Ever since a gunman ravaged their school nearly a month ago, the student survivors of the horrific Parkland school shooting have been speaking out and demanding tighter gun control laws.
Here are five moments when they made other students around the country proud to have them speaking on their behalf.
1. Cameron Kasky at CNN’s Town Hall
On Feb. 14, 2018, Kasky never would have imagined that his school in Parkland, Florida would be the site of one of the deadliest school shootings in America’s history. Despite this, he has been one of the hundreds of students around the country speaking out and demanding gun control.
He is credited with the start of the #NeverAgain movement when, after the shooting happened, he took some of his friends to his house and they pioneered the cause.
Kasky also spoke on behalf of many students around the country at CNN’s Town Hall. His most notable moment during the Town Hall session was when he asked Senator Marco Rubio, “Can you tell me right now that you will not accept a single donation from the NRA in the future?”
He describes to Senator Rubio that it isn’t about who is a Democrat and who is a Republican, but it’s about someone who is willing to start change and make a difference, not about people who “prefer money.”
Kasky is speaking on behalf of all of the students in America who feel unsafe in their schools because of the permissive gun laws that this country has and the lawmakers that refuse to change them, despite the alarming amount of gun violence in schools.
2. Emma Gonzalez at the Broward County Courthouse rally
A senior at Marjory Stoneman Douglas High School in Parkland, Florida, Gonzalez caught the attention of students across the country during her speech at the Broward County Courthouse, which was holding a gun control rally in Fort Lauderdale, Florida.

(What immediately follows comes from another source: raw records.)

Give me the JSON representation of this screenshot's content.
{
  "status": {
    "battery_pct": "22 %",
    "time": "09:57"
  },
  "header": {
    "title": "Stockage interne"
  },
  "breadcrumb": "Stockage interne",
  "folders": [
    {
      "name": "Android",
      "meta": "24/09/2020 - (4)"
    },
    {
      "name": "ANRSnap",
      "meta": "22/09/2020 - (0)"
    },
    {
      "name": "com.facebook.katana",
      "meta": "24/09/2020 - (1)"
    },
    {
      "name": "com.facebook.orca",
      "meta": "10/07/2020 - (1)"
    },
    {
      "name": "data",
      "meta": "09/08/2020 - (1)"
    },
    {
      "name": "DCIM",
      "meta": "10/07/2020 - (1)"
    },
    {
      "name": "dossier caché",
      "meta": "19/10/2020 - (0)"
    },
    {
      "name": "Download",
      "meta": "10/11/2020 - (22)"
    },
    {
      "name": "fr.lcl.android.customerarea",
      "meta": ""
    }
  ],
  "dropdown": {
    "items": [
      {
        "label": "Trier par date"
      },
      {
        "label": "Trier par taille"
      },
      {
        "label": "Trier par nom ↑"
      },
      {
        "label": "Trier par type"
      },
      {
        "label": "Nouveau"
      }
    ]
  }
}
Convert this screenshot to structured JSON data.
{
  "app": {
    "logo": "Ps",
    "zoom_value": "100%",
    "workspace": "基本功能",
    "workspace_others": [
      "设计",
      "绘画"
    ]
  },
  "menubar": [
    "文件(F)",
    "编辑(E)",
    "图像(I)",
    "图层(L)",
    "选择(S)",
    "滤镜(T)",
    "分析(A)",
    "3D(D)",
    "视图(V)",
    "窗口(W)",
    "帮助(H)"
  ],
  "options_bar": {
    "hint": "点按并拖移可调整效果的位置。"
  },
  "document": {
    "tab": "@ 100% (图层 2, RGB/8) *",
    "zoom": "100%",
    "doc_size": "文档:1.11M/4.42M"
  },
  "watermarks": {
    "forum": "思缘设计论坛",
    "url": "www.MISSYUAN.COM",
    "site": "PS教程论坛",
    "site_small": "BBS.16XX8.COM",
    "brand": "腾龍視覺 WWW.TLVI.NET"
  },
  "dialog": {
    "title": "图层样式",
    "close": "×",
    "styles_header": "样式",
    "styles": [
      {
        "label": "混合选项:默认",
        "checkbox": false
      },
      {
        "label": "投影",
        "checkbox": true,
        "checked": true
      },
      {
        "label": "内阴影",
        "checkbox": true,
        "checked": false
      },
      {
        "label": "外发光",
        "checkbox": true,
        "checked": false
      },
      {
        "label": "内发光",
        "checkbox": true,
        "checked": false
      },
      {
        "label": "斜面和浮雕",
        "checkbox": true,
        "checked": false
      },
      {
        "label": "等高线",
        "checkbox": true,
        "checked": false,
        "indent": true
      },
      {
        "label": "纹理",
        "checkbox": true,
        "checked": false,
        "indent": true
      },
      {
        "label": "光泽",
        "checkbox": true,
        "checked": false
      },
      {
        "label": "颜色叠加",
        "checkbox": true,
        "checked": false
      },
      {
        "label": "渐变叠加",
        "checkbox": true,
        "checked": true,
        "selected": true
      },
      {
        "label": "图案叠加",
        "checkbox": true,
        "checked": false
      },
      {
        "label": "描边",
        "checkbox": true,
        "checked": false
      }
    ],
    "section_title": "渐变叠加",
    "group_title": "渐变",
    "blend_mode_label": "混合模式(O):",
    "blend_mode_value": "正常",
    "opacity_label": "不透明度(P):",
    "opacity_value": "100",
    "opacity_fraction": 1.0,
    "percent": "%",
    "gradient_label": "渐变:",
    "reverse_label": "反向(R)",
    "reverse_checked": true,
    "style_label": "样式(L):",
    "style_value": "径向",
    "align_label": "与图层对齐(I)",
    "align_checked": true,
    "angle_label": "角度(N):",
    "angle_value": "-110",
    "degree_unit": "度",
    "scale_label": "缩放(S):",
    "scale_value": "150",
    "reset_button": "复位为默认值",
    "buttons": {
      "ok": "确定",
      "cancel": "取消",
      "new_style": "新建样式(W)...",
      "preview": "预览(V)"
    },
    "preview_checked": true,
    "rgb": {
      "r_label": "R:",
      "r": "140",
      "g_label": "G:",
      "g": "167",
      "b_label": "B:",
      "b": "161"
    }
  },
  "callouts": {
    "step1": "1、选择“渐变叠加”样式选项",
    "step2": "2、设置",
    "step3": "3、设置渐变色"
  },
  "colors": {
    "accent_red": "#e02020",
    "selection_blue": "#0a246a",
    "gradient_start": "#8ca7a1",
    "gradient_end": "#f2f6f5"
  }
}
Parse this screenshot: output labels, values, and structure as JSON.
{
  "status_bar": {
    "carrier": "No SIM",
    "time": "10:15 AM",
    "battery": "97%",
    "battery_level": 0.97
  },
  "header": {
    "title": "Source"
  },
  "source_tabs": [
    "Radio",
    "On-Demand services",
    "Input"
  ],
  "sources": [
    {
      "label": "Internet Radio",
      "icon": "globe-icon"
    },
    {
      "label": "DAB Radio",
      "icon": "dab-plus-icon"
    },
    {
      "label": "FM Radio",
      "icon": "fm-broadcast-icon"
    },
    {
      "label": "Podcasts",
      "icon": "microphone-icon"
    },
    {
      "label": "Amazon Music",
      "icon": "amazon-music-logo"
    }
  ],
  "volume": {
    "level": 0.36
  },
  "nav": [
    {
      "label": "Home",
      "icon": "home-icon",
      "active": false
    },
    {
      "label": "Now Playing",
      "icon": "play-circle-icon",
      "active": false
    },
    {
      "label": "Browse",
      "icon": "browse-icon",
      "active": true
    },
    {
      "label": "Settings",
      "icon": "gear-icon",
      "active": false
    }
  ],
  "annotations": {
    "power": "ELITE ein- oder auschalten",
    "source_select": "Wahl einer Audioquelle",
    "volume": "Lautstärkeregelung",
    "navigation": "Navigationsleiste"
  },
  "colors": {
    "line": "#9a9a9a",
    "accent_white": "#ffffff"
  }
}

She delivered the speech with tears flowing down her face, but with courage and determination in her voice. She called “BS” on the politicians who say that “tougher gun laws do not decrease gun violence” and that “a good guy with a gun stops a bad guy with a gun.”
Gonzalez passionately spoke for those who were killed in the shooting in Florida as well as for all of those who have been killed by gun violence in the past, demanding that the country fix the laws that enable any person to have access to a semi-automatic weapon.
She is also credited with starting the #NeverAgain movement and the March for Our Lives, which is an organization that is fighting for the regulation of guns and planned several marches on Washington.
Gonzalez said so much of what other students around the country, who also wish for tighter gun control, have been thinking. She and her fellow classmates who survived the horrific shooting are demanding that the country’s lawmakers create policies and change, and stop only sending thoughts and prayers.
3. Sam Zeif’s talk with the President
Zeif was joined by other victims and survivors of mass shootings in Washington D.C. where President Trump invited them to have a listening session. Sam took it upon himself to express to the President his feelings on gun control in America and how horrifically easy it is for anyone to buy a military-grade firearm.
Zeif, sadly, lost his best friend in the shooting and said, “I don’t understand. I turned 18 the day after, woke up to the news that my best friend was gone. And I don’t understand why I could still go into a store and buy a weapon of war.”
He was brave enough to go on and say that despite respecting all of the constitution’s amendments, including the second amendment, the weapons that people are using to kill other people are “not weapons of defense, but…weapons of war.”
Zeif spoke directly to the President, questioning the gun laws in the country while mourning the loss of his best friend at the same time. He made his fellow classmates and other students around the country, who are also calling for tighter gun control, extremely proud and inspired by his words.
4. David Hogg in his interview with CBS News
Hogg is another student of Marjory Stoneman Douglas High School who has taken it upon himself to speak out about gun violence and gun control.
For speaking out, though, he was attacked along with Emma Gonzalez and Cameron Kasky for being “crisis actors,” which he’s taken full offense to. He’s replied to the controversy in statements like, “It’s annoying. I hate it” and “Am I an actor? No. Am I a witness? Yes.”
Hogg made it on several different news sources, speaking out for the victims and survivors of all mass shootings and calling for tighter gun control.
In an interview with CBS News on the day that the students of Stoneman Douglas went back to school after the shooting, he explained the stance that he and those involved in the #NeverAgain movement have on gun control.
He said: “We are not trying to take your guns. In the same way that the first amendment makes it so that you can say what you want, almost wherever you want, but there [are] limitations on that, where you can’t scream fire in a crowded theatre, you shouldn’t be able to get a weapon of mass destruction like these guns are if you are a mentally unstable individual or somebody with a criminal history or someone who has committed acts of domestic violence in the past, those are the people we are trying to prevent from getting guns.”
5. Jaclyn Corin and the creation of the #WhatIf video
Corin, a junior at Marjory Stoneman Douglas High School, is one of several students who created the #WhatIf video, which went viral and accumulated over one million views in three days.
The video features Corin asking, “What if leading politicians valued children’s lives over dollars?,” “What if 19-year-olds didn’t have access to weapons of war?” and other rhetorical questions, followed by videos of the actions Corin mentions actually happening.
This video sparked a revolution in many schools across the country and has added to the heated conversation on gun control in the United States.